The Secure Programming Council, as the group is called, is releasing its first standards document today, focused on Java and J2EE development. The document is designed to serve as a set of essential skills for Java developers, instructing them in the safest ways to write applications and avoid common errors that lead to security vulnerabilities.
The document, "Essential Skills for Secure Programming Using Java/J2EE," will be available for public comment for 60 days. The council will then incorporate suggestions and release a final version.
The group also will produce standardized exams to test developers' skills against the standards. The tests will be administered in both the U.S. and abroad, beginning in London on Dec. 5, the council said. The group also is working on similar standards for Perl, PHP, .Net, C and C++ programmers.
The new council is just one of a handful of recent efforts to improve the quality and security of code that developers are turning out. The SANS Institute earlier this year started the Software Security Institute, a similar program involving education, skills assessment and testing. And Microsoft Corp., Symantec Corp., and other large software vendors recently began another group called SAFECode, focused on educating developers.

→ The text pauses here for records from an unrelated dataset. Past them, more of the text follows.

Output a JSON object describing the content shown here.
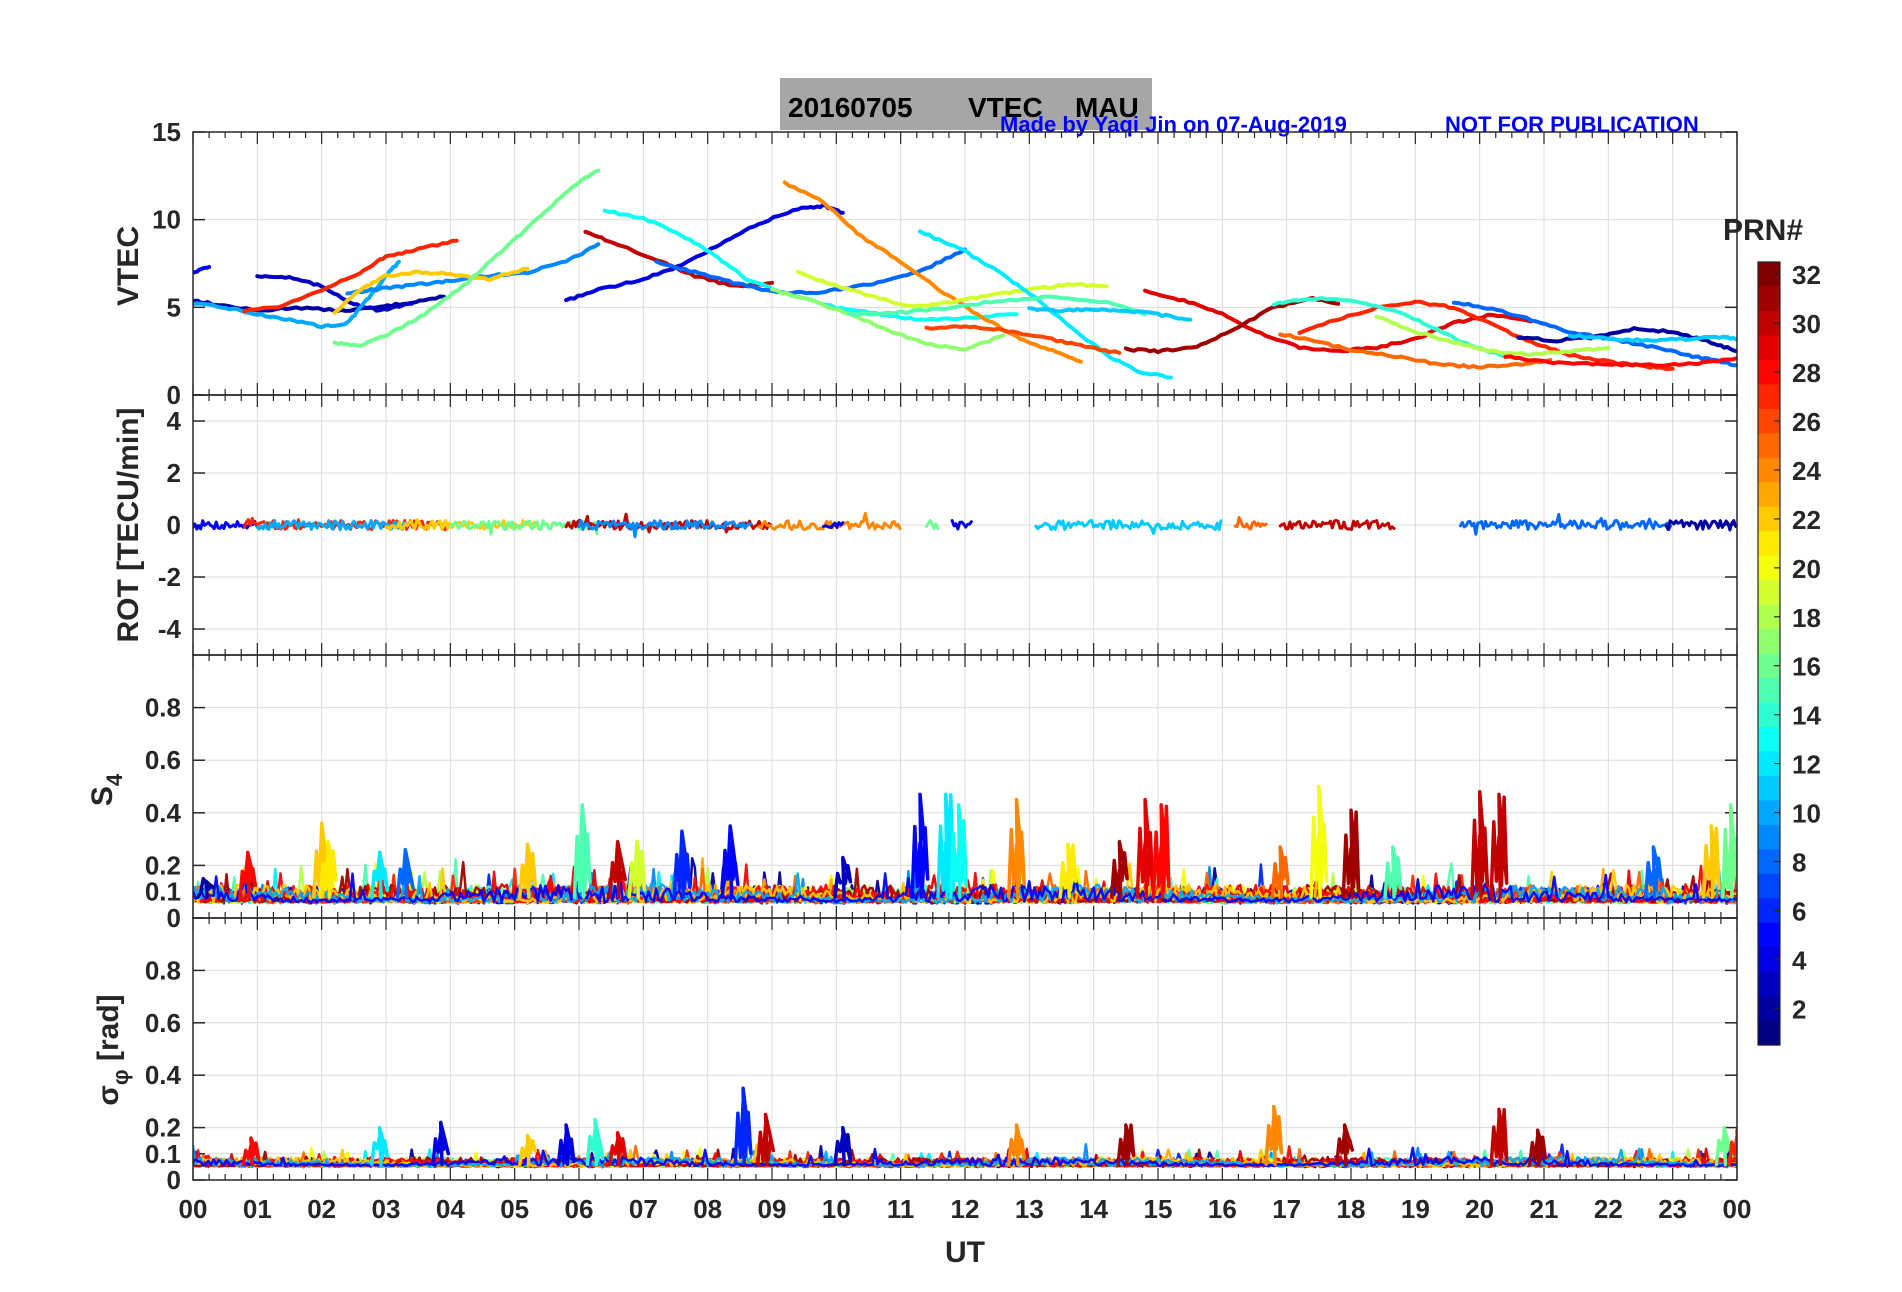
{
  "title": {
    "date": "20160705",
    "product": "VTEC",
    "station": "MAU",
    "box_color": "#a6a6a6"
  },
  "credit": {
    "made_by": "Made by Yaqi Jin on 07-Aug-2019",
    "notice": "NOT FOR PUBLICATION",
    "color": "#0000ff"
  },
  "colorbar": {
    "label": "PRN#",
    "range": [
      1,
      32
    ],
    "ticks": [
      "2",
      "4",
      "6",
      "8",
      "10",
      "12",
      "14",
      "16",
      "18",
      "20",
      "22",
      "24",
      "26",
      "28",
      "30",
      "32"
    ],
    "colormap": "jet"
  },
  "chart_data": [
    {
      "type": "line",
      "panel": "vtec",
      "ylabel": "VTEC",
      "ylim": [
        0,
        15
      ],
      "yticks": [
        "0",
        "5",
        "10",
        "15"
      ],
      "grid": true,
      "series": [
        {
          "prn": 2,
          "x": [
            0.0,
            0.3,
            1.0,
            1.6,
            2.3,
            2.9,
            3.4,
            3.9
          ],
          "y": [
            5.4,
            5.2,
            4.8,
            5.0,
            4.8,
            5.0,
            5.3,
            5.6
          ]
        },
        {
          "prn": 5,
          "x": [
            0.0,
            0.25
          ],
          "y": [
            7.0,
            7.3
          ]
        },
        {
          "prn": 3,
          "x": [
            1.0,
            1.5,
            2.0,
            2.5,
            2.9,
            3.4
          ],
          "y": [
            6.8,
            6.7,
            6.2,
            5.2,
            4.8,
            5.2
          ]
        },
        {
          "prn": 10,
          "x": [
            0.0,
            0.5,
            1.0,
            1.5,
            2.0,
            2.4,
            2.7,
            3.0,
            3.2
          ],
          "y": [
            5.2,
            5.0,
            4.6,
            4.3,
            3.9,
            4.1,
            5.4,
            6.8,
            7.6
          ]
        },
        {
          "prn": 27,
          "x": [
            0.8,
            1.4,
            2.0,
            2.6,
            3.0,
            3.5,
            4.1
          ],
          "y": [
            4.8,
            5.1,
            6.0,
            7.0,
            7.9,
            8.3,
            8.8
          ]
        },
        {
          "prn": 9,
          "x": [
            2.4,
            3.0,
            3.5,
            4.0,
            4.6,
            5.2,
            5.8,
            6.3
          ],
          "y": [
            5.8,
            6.1,
            6.3,
            6.5,
            6.8,
            7.0,
            7.6,
            8.6
          ]
        },
        {
          "prn": 22,
          "x": [
            2.2,
            2.6,
            3.0,
            3.5,
            4.0,
            4.6,
            5.2
          ],
          "y": [
            4.7,
            6.0,
            6.8,
            7.0,
            6.9,
            6.6,
            7.2
          ]
        },
        {
          "prn": 16,
          "x": [
            2.2,
            2.6,
            3.1,
            3.6,
            4.2,
            4.8,
            5.4,
            5.9,
            6.3
          ],
          "y": [
            3.0,
            2.8,
            3.6,
            4.6,
            6.2,
            8.2,
            10.2,
            11.9,
            12.8
          ]
        },
        {
          "prn": 4,
          "x": [
            5.8,
            6.3,
            7.0,
            7.6,
            8.2,
            8.8,
            9.4,
            9.8,
            10.1
          ],
          "y": [
            5.4,
            6.0,
            6.6,
            7.4,
            8.6,
            9.8,
            10.6,
            10.8,
            10.4
          ]
        },
        {
          "prn": 30,
          "x": [
            6.1,
            6.6,
            7.2,
            7.8,
            8.4,
            9.0
          ],
          "y": [
            9.3,
            8.6,
            7.7,
            6.8,
            6.2,
            6.4
          ]
        },
        {
          "prn": 13,
          "x": [
            6.4,
            7.0,
            7.6,
            8.1,
            8.6,
            9.3,
            10.0,
            10.7,
            11.3,
            12.0,
            12.8
          ],
          "y": [
            10.5,
            10.1,
            9.1,
            8.0,
            6.6,
            5.7,
            5.0,
            4.6,
            4.3,
            4.4,
            4.6
          ]
        },
        {
          "prn": 8,
          "x": [
            7.2,
            7.8,
            8.4,
            9.0,
            9.6,
            10.2,
            10.8,
            11.4,
            12.0
          ],
          "y": [
            7.6,
            7.0,
            6.4,
            5.9,
            5.8,
            6.1,
            6.5,
            7.2,
            8.3
          ]
        },
        {
          "prn": 24,
          "x": [
            9.2,
            9.8,
            10.4,
            11.0,
            11.6,
            12.2,
            12.8,
            13.3,
            13.8
          ],
          "y": [
            12.1,
            11.0,
            9.0,
            7.6,
            6.0,
            4.6,
            3.3,
            2.6,
            1.9
          ]
        },
        {
          "prn": 17,
          "x": [
            9.0,
            9.6,
            10.2,
            10.8,
            11.4,
            12.0,
            12.6
          ],
          "y": [
            6.0,
            5.4,
            4.6,
            3.7,
            2.9,
            2.6,
            3.4
          ]
        },
        {
          "prn": 19,
          "x": [
            9.4,
            10.0,
            10.6,
            11.2,
            11.8,
            12.4,
            13.0,
            13.6,
            14.2
          ],
          "y": [
            7.0,
            6.2,
            5.6,
            5.0,
            5.3,
            5.7,
            6.0,
            6.3,
            6.2
          ]
        },
        {
          "prn": 12,
          "x": [
            11.3,
            11.9,
            12.5,
            13.0,
            13.6,
            14.2,
            14.7,
            15.2
          ],
          "y": [
            9.3,
            8.4,
            7.1,
            5.8,
            4.0,
            2.3,
            1.3,
            1.0
          ]
        },
        {
          "prn": 26,
          "x": [
            11.4,
            12.0,
            12.6,
            13.2,
            13.8,
            14.4
          ],
          "y": [
            3.8,
            3.9,
            3.7,
            3.3,
            2.8,
            2.4
          ]
        },
        {
          "prn": 15,
          "x": [
            10.2,
            11.0,
            11.8,
            12.6,
            13.4,
            14.2,
            14.8
          ],
          "y": [
            4.6,
            4.7,
            5.0,
            5.4,
            5.6,
            5.3,
            4.6
          ]
        },
        {
          "prn": 11,
          "x": [
            13.0,
            13.5,
            14.0,
            14.5,
            15.0,
            15.5
          ],
          "y": [
            4.9,
            4.8,
            4.9,
            4.8,
            4.6,
            4.3
          ]
        },
        {
          "prn": 29,
          "x": [
            14.8,
            15.4,
            16.0,
            16.6,
            17.2,
            17.8,
            18.4,
            19.0,
            19.6,
            20.2,
            20.8
          ],
          "y": [
            5.9,
            5.4,
            4.6,
            3.5,
            2.7,
            2.5,
            2.7,
            3.2,
            4.1,
            4.6,
            4.2
          ]
        },
        {
          "prn": 31,
          "x": [
            14.5,
            15.0,
            15.6,
            16.2,
            16.8,
            17.4,
            17.8
          ],
          "y": [
            2.6,
            2.5,
            2.7,
            3.8,
            5.0,
            5.5,
            5.2
          ]
        },
        {
          "prn": 27,
          "x": [
            17.2,
            17.8,
            18.4,
            19.0,
            19.6,
            20.2,
            20.8,
            21.4,
            22.0,
            22.6,
            23.0
          ],
          "y": [
            3.6,
            4.3,
            5.0,
            5.3,
            5.0,
            4.0,
            3.0,
            2.3,
            1.9,
            1.6,
            1.5
          ]
        },
        {
          "prn": 25,
          "x": [
            16.9,
            17.5,
            18.1,
            18.7,
            19.3,
            19.9,
            20.5,
            21.1
          ],
          "y": [
            3.5,
            3.0,
            2.5,
            2.2,
            1.8,
            1.6,
            1.7,
            2.0
          ]
        },
        {
          "prn": 14,
          "x": [
            16.8,
            17.4,
            18.0,
            18.6,
            19.2,
            19.8,
            20.4
          ],
          "y": [
            5.2,
            5.5,
            5.4,
            4.9,
            4.0,
            2.9,
            2.2
          ]
        },
        {
          "prn": 18,
          "x": [
            18.4,
            19.0,
            19.6,
            20.2,
            20.8,
            21.4,
            22.0
          ],
          "y": [
            4.5,
            3.6,
            3.0,
            2.5,
            2.3,
            2.5,
            2.7
          ]
        },
        {
          "prn": 8,
          "x": [
            19.6,
            20.2,
            20.8,
            21.4,
            22.0,
            22.6,
            23.2,
            23.6,
            24.0
          ],
          "y": [
            5.3,
            4.9,
            4.3,
            3.6,
            3.2,
            2.8,
            2.3,
            2.0,
            1.7
          ]
        },
        {
          "prn": 2,
          "x": [
            20.6,
            21.2,
            21.8,
            22.4,
            23.0,
            23.6,
            24.0
          ],
          "y": [
            3.3,
            3.1,
            3.3,
            3.8,
            3.6,
            3.0,
            2.5
          ]
        },
        {
          "prn": 11,
          "x": [
            21.4,
            22.0,
            22.6,
            23.2,
            23.8,
            24.0
          ],
          "y": [
            3.4,
            3.2,
            3.1,
            3.2,
            3.3,
            3.2
          ]
        },
        {
          "prn": 28,
          "x": [
            20.4,
            21.0,
            21.6,
            22.2,
            22.8,
            23.4,
            24.0
          ],
          "y": [
            2.2,
            1.9,
            1.8,
            1.7,
            1.7,
            1.8,
            2.1
          ]
        }
      ]
    },
    {
      "type": "line",
      "panel": "rot",
      "ylabel": "ROT [TECU/min]",
      "ylim": [
        -5,
        5
      ],
      "yticks": [
        "-4",
        "-2",
        "0",
        "2",
        "4"
      ],
      "grid": true,
      "segments": [
        {
          "prn": 5,
          "x": [
            0.0,
            1.0
          ]
        },
        {
          "prn": 27,
          "x": [
            0.8,
            4.0
          ]
        },
        {
          "prn": 10,
          "x": [
            1.0,
            3.3
          ]
        },
        {
          "prn": 22,
          "x": [
            3.0,
            5.4
          ]
        },
        {
          "prn": 16,
          "x": [
            4.0,
            6.3
          ]
        },
        {
          "prn": 30,
          "x": [
            5.8,
            9.0
          ]
        },
        {
          "prn": 9,
          "x": [
            6.0,
            8.7
          ]
        },
        {
          "prn": 24,
          "x": [
            8.8,
            11.0
          ]
        },
        {
          "prn": 4,
          "x": [
            9.8,
            10.1
          ]
        },
        {
          "prn": 16,
          "x": [
            11.4,
            11.6
          ]
        },
        {
          "prn": 4,
          "x": [
            11.8,
            12.1
          ]
        },
        {
          "prn": 11,
          "x": [
            13.1,
            16.0
          ]
        },
        {
          "prn": 25,
          "x": [
            16.2,
            16.7
          ]
        },
        {
          "prn": 30,
          "x": [
            16.9,
            18.7
          ]
        },
        {
          "prn": 8,
          "x": [
            19.7,
            23.0
          ]
        },
        {
          "prn": 2,
          "x": [
            22.9,
            24.0
          ]
        }
      ]
    },
    {
      "type": "line",
      "panel": "s4",
      "ylabel": "S",
      "ylabel_sub": "4",
      "ylim": [
        0,
        1
      ],
      "yticks": [
        "0",
        "0.1",
        "0.2",
        "0.4",
        "0.6",
        "0.8"
      ],
      "grid": true,
      "spikes": [
        {
          "prn": 2,
          "x": 0.2,
          "y": 0.14
        },
        {
          "prn": 28,
          "x": 0.85,
          "y": 0.25
        },
        {
          "prn": 22,
          "x": 2.0,
          "y": 0.36
        },
        {
          "prn": 21,
          "x": 2.1,
          "y": 0.29
        },
        {
          "prn": 12,
          "x": 2.9,
          "y": 0.25
        },
        {
          "prn": 8,
          "x": 3.3,
          "y": 0.26
        },
        {
          "prn": 22,
          "x": 5.2,
          "y": 0.28
        },
        {
          "prn": 15,
          "x": 6.05,
          "y": 0.43
        },
        {
          "prn": 30,
          "x": 6.6,
          "y": 0.29
        },
        {
          "prn": 19,
          "x": 6.9,
          "y": 0.29
        },
        {
          "prn": 6,
          "x": 7.6,
          "y": 0.33
        },
        {
          "prn": 5,
          "x": 8.35,
          "y": 0.35
        },
        {
          "prn": 3,
          "x": 10.1,
          "y": 0.23
        },
        {
          "prn": 5,
          "x": 11.3,
          "y": 0.47
        },
        {
          "prn": 12,
          "x": 11.7,
          "y": 0.47
        },
        {
          "prn": 13,
          "x": 11.9,
          "y": 0.43
        },
        {
          "prn": 24,
          "x": 12.8,
          "y": 0.45
        },
        {
          "prn": 21,
          "x": 13.6,
          "y": 0.28
        },
        {
          "prn": 31,
          "x": 14.4,
          "y": 0.29
        },
        {
          "prn": 29,
          "x": 14.8,
          "y": 0.45
        },
        {
          "prn": 28,
          "x": 15.05,
          "y": 0.43
        },
        {
          "prn": 25,
          "x": 16.9,
          "y": 0.27
        },
        {
          "prn": 20,
          "x": 17.5,
          "y": 0.5
        },
        {
          "prn": 31,
          "x": 18.0,
          "y": 0.41
        },
        {
          "prn": 15,
          "x": 18.65,
          "y": 0.27
        },
        {
          "prn": 30,
          "x": 20.0,
          "y": 0.48
        },
        {
          "prn": 30,
          "x": 20.3,
          "y": 0.47
        },
        {
          "prn": 8,
          "x": 22.7,
          "y": 0.27
        },
        {
          "prn": 16,
          "x": 23.9,
          "y": 0.43
        },
        {
          "prn": 22,
          "x": 23.6,
          "y": 0.35
        }
      ]
    },
    {
      "type": "line",
      "panel": "sigma_phi",
      "ylabel": "σ",
      "ylabel_sub": "φ",
      "ylabel_suffix": " [rad]",
      "ylim": [
        0,
        1
      ],
      "yticks": [
        "0",
        "0.1",
        "0.2",
        "0.4",
        "0.6",
        "0.8"
      ],
      "grid": true,
      "spikes": [
        {
          "prn": 28,
          "x": 0.9,
          "y": 0.16
        },
        {
          "prn": 12,
          "x": 2.9,
          "y": 0.2
        },
        {
          "prn": 4,
          "x": 3.85,
          "y": 0.22
        },
        {
          "prn": 22,
          "x": 5.2,
          "y": 0.17
        },
        {
          "prn": 4,
          "x": 5.8,
          "y": 0.21
        },
        {
          "prn": 14,
          "x": 6.25,
          "y": 0.23
        },
        {
          "prn": 29,
          "x": 6.6,
          "y": 0.18
        },
        {
          "prn": 6,
          "x": 8.55,
          "y": 0.35
        },
        {
          "prn": 30,
          "x": 8.9,
          "y": 0.25
        },
        {
          "prn": 3,
          "x": 10.1,
          "y": 0.2
        },
        {
          "prn": 24,
          "x": 12.8,
          "y": 0.21
        },
        {
          "prn": 31,
          "x": 14.5,
          "y": 0.21
        },
        {
          "prn": 24,
          "x": 16.8,
          "y": 0.28
        },
        {
          "prn": 31,
          "x": 17.9,
          "y": 0.21
        },
        {
          "prn": 30,
          "x": 20.3,
          "y": 0.27
        },
        {
          "prn": 31,
          "x": 20.9,
          "y": 0.19
        },
        {
          "prn": 16,
          "x": 23.8,
          "y": 0.2
        },
        {
          "prn": 27,
          "x": 24.0,
          "y": 0.19
        }
      ]
    }
  ],
  "xaxis": {
    "label": "UT",
    "xlim": [
      0,
      24
    ],
    "ticks": [
      "00",
      "01",
      "02",
      "03",
      "04",
      "05",
      "06",
      "07",
      "08",
      "09",
      "10",
      "11",
      "12",
      "13",
      "14",
      "15",
      "16",
      "17",
      "18",
      "19",
      "20",
      "21",
      "22",
      "23",
      "00"
    ]
  }
}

The Secure Programming Council comprises representatives from more than 40 organizations, and the committee that put together the Java documents includes Java security experts from Booz Allen & Hamilton, Ounce Labs, Deloitte and Touche and Kaiser Permanente, among others. Application Security vendors, such as Fortify and Neohapsis also are involved.
The minimum skills that the Java document lays out cover a broad range of topics, including data handling, authentication and session management, access control and encryption services.
During a press conference Tuesday afternoon, SANS Institute Research Director Allan Paller said having well-defined standards like this will give employers a way to measure if the people writing code for them are prepared with the neccesary skills and security know-how.
As for what was announced Tuesday, Paller said, "This is the first standard you need to know if you're going to write secure code for Java. There will be other standards but this is the first because Java is what most applications are written in and applications are what the attackers are targeting most right now."
Senior News Writer Bill Brenner contributed to this report.